Religious Jews pray at the Western Wall.
(photo credit: REUTERS)
The Jerusalem District Court on Wednesday convicted former security guard Hadi Kabalan, “The Kotel shooter,” of murdering 46-year-old Doron Ben-Chelouche during his June 21, 2013, visit to the Western Wall.
The prosecution told judges Zvi Segal, Ben-Tzion Greenberger and Arnon Darel in January 2014 that Kabalan had previously met his victim, potentially negating the defense that he might have confused him with being a Muslim terrorist and proving that Kabalan had murdered Ben- Chelouche in cold blood.
The indictment, filed on July 4, 2013, said Kabalan and another guard checked Ben-Chelouche at the security checkpoint when he arrived at the Western Wall area, as he did on a daily basis.
After the check, Ben-Chelouche yelled at the two security guards and used a racial slur against them for being Druse.
The security guards continued their work, during which Kabalan asked two other guards if they would give him NIS 1,000 if he killed Ben-Chelouche and said, “I’ll kill him.”
When Ben-Chelouche walked by the checkpoint later, Kabalan followed him into a nearby clearing near the bathrooms, and when he was meters away opened fire.
Kabalan fired at the center of Ben- Chelouche’s body 14 times, while coming closer and closer to him, and did not stop firing until his magazine was empty.
The police originally thought the shooting may have been the result of a case of mistaken identity.
Kabalan had said he shot Ben-Chelouche to death because the 46-year-old shouted “Allahu akbar” and reached into his pocket, thus leading him to believe that Ben- Chelouche was a terrorist with a bomb.
But none of the witnesses nearby heard Ben-Chelouche call out “Allahu akbar,” and all of the testimony from regulars in the area indicated that while Ben-Chelouche was a controversial character, he was completely benign.
The court noted that the place where Kabalan shot Ben-Chelouche was a clearing empty of people, making it seem unlikely that Ben-Chelouche appeared to be about to blow himself up, if his goal were to kill many people.

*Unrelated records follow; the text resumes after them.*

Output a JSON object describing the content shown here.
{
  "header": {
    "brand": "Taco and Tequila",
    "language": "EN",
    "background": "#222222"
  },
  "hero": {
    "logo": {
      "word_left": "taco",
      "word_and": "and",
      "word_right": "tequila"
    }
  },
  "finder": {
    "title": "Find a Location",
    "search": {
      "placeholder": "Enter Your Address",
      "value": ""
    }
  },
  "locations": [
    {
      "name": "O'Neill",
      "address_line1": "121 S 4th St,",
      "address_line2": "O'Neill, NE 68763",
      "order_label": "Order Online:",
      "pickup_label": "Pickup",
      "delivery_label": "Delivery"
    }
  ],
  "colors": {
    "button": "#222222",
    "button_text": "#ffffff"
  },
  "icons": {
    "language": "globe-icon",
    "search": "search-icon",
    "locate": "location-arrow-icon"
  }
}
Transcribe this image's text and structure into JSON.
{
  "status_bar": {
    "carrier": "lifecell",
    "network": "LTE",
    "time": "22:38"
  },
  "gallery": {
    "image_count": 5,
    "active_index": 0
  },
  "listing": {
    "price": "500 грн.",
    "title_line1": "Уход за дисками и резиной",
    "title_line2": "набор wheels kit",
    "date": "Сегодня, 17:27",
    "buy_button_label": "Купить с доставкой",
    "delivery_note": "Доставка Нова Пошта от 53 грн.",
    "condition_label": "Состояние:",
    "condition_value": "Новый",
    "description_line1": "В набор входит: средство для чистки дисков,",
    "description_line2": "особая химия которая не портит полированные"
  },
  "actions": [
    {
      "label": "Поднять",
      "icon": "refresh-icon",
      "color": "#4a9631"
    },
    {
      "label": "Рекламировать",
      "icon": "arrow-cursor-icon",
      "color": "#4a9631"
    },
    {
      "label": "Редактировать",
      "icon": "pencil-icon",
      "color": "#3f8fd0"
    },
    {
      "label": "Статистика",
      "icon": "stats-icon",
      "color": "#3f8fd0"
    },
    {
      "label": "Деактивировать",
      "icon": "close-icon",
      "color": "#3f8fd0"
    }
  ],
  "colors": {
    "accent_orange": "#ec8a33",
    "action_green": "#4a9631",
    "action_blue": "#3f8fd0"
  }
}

Next, the court rejected the idea that other aspects of Ben-Chelouche’s appearance and accessories, which Kabalan said he thought indicated Ben-Chelouche had a bomb, could reasonably indicate his being a terrorist or justify Kabalan’s shooting him.